**About this task**
Take every line of the material and reproduce it exactly.

......

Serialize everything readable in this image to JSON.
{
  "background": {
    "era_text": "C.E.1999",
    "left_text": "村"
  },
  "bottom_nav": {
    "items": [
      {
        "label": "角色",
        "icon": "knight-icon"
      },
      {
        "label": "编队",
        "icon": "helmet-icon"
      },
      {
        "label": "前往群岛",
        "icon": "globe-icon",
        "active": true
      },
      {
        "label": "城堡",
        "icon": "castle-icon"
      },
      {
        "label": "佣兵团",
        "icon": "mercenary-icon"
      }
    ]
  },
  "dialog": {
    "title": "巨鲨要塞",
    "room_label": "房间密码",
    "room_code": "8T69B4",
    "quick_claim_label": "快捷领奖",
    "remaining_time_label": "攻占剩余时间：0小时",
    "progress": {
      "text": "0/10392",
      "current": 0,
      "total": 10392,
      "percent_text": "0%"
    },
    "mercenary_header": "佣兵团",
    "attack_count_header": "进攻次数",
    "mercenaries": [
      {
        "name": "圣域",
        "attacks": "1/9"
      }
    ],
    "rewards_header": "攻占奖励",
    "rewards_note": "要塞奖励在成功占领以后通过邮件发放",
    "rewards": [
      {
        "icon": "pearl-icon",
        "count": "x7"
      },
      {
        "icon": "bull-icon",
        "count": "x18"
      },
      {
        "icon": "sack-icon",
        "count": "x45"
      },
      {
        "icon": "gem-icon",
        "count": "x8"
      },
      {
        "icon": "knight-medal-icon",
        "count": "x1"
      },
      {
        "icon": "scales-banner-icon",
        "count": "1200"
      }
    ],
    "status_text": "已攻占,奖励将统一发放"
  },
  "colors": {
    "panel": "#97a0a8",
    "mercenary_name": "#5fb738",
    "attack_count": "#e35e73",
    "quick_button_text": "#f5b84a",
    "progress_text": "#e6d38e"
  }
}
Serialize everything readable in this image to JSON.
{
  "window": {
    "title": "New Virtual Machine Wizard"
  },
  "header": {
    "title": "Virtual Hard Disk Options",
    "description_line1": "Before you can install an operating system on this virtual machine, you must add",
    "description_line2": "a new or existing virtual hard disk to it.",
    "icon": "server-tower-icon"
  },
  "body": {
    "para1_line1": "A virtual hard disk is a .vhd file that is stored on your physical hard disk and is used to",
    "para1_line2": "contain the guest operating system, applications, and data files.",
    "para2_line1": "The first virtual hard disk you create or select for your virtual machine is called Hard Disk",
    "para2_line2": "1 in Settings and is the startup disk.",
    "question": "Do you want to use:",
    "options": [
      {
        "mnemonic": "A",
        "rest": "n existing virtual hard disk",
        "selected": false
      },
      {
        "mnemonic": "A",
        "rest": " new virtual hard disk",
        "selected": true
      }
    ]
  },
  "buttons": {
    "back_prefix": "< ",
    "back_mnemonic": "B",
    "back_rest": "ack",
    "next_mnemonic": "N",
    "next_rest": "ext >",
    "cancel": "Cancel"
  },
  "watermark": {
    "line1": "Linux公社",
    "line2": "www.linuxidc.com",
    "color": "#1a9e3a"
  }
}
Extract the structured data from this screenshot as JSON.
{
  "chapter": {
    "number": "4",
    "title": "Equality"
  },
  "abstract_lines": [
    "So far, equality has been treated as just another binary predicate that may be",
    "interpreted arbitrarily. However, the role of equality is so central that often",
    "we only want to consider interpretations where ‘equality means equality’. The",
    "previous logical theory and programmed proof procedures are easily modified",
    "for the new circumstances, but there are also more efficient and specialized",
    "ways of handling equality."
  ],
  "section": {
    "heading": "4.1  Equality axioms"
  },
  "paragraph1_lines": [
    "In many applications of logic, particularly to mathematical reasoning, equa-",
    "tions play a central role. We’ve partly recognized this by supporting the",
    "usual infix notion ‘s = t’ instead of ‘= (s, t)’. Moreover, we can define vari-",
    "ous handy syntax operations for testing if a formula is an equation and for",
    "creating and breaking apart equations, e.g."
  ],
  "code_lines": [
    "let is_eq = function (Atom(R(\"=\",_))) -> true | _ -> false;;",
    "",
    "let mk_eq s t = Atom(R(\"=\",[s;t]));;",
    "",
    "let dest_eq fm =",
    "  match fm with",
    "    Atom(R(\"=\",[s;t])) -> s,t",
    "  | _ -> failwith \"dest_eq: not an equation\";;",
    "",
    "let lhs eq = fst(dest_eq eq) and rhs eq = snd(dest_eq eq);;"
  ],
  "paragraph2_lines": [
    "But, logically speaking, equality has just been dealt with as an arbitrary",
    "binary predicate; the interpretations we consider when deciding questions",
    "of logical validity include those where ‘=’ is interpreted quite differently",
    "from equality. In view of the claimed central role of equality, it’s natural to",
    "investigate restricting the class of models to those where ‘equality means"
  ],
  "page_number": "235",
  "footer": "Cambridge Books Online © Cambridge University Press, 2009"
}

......

**Output for this exercise**
Serialize everything readable in this image to JSON.
{
  "background": {
    "era_text": "C.E.1999",
    "left_text": "村"
  },
  "bottom_nav": {
    "items": [
      {
        "label": "角色",
        "icon": "knight-icon"
      },
      {
        "label": "编队",
        "icon": "helmet-icon"
      },
      {
        "label": "前往群岛",
        "icon": "globe-icon",
        "active": true
      },
      {
        "label": "城堡",
        "icon": "castle-icon"
      },
      {
        "label": "佣兵团",
        "icon": "mercenary-icon"
      }
    ]
  },
  "dialog": {
    "title": "巨鲨要塞",
    "room_label": "房间密码",
    "room_code": "8T69B4",
    "quick_claim_label": "快捷领奖",
    "remaining_time_label": "攻占剩余时间：0小时",
    "progress": {
      "text": "0/10392",
      "current": 0,
      "total": 10392,
      "percent_text": "0%"
    },
    "mercenary_header": "佣兵团",
    "attack_count_header": "进攻次数",
    "mercenaries": [
      {
        "name": "圣域",
        "attacks": "1/9"
      }
    ],
    "rewards_header": "攻占奖励",
    "rewards_note": "要塞奖励在成功占领以后通过邮件发放",
    "rewards": [
      {
        "icon": "pearl-icon",
        "count": "x7"
      },
      {
        "icon": "bull-icon",
        "count": "x18"
      },
      {
        "icon": "sack-icon",
        "count": "x45"
      },
      {
        "icon": "gem-icon",
        "count": "x8"
      },
      {
        "icon": "knight-medal-icon",
        "count": "x1"
      },
      {
        "icon": "scales-banner-icon",
        "count": "1200"
      }
    ],
    "status_text": "已攻占,奖励将统一发放"
  },
  "colors": {
    "panel": "#97a0a8",
    "mercenary_name": "#5fb738",
    "attack_count": "#e35e73",
    "quick_button_text": "#f5b84a",
    "progress_text": "#e6d38e"
  }
}
Serialize everything readable in this image to JSON.
{
  "window": {
    "title": "New Virtual Machine Wizard"
  },
  "header": {
    "title": "Virtual Hard Disk Options",
    "description_line1": "Before you can install an operating system on this virtual machine, you must add",
    "description_line2": "a new or existing virtual hard disk to it.",
    "icon": "server-tower-icon"
  },
  "body": {
    "para1_line1": "A virtual hard disk is a .vhd file that is stored on your physical hard disk and is used to",
    "para1_line2": "contain the guest operating system, applications, and data files.",
    "para2_line1": "The first virtual hard disk you create or select for your virtual machine is called Hard Disk",
    "para2_line2": "1 in Settings and is the startup disk.",
    "question": "Do you want to use:",
    "options": [
      {
        "mnemonic": "A",
        "rest": "n existing virtual hard disk",
        "selected": false
      },
      {
        "mnemonic": "A",
        "rest": " new virtual hard disk",
        "selected": true
      }
    ]
  },
  "buttons": {
    "back_prefix": "< ",
    "back_mnemonic": "B",
    "back_rest": "ack",
    "next_mnemonic": "N",
    "next_rest": "ext >",
    "cancel": "Cancel"
  },
  "watermark": {
    "line1": "Linux公社",
    "line2": "www.linuxidc.com",
    "color": "#1a9e3a"
  }
}
Extract the structured data from this screenshot as JSON.
{
  "chapter": {
    "number": "4",
    "title": "Equality"
  },
  "abstract_lines": [
    "So far, equality has been treated as just another binary predicate that may be",
    "interpreted arbitrarily. However, the role of equality is so central that often",
    "we only want to consider interpretations where ‘equality means equality’. The",
    "previous logical theory and programmed proof procedures are easily modified",
    "for the new circumstances, but there are also more efficient and specialized",
    "ways of handling equality."
  ],
  "section": {
    "heading": "4.1  Equality axioms"
  },
  "paragraph1_lines": [
    "In many applications of logic, particularly to mathematical reasoning, equa-",
    "tions play a central role. We’ve partly recognized this by supporting the",
    "usual infix notion ‘s = t’ instead of ‘= (s, t)’. Moreover, we can define vari-",
    "ous handy syntax operations for testing if a formula is an equation and for",
    "creating and breaking apart equations, e.g."
  ],
  "code_lines": [
    "let is_eq = function (Atom(R(\"=\",_))) -> true | _ -> false;;",
    "",
    "let mk_eq s t = Atom(R(\"=\",[s;t]));;",
    "",
    "let dest_eq fm =",
    "  match fm with",
    "    Atom(R(\"=\",[s;t])) -> s,t",
    "  | _ -> failwith \"dest_eq: not an equation\";;",
    "",
    "let lhs eq = fst(dest_eq eq) and rhs eq = snd(dest_eq eq);;"
  ],
  "paragraph2_lines": [
    "But, logically speaking, equality has just been dealt with as an arbitrary",
    "binary predicate; the interpretations we consider when deciding questions",
    "of logical validity include those where ‘=’ is interpreted quite differently",
    "from equality. In view of the claimed central role of equality, it’s natural to",
    "investigate restricting the class of models to those where ‘equality means"
  ],
  "page_number": "235",
  "footer": "Cambridge Books Online © Cambridge University Press, 2009"
}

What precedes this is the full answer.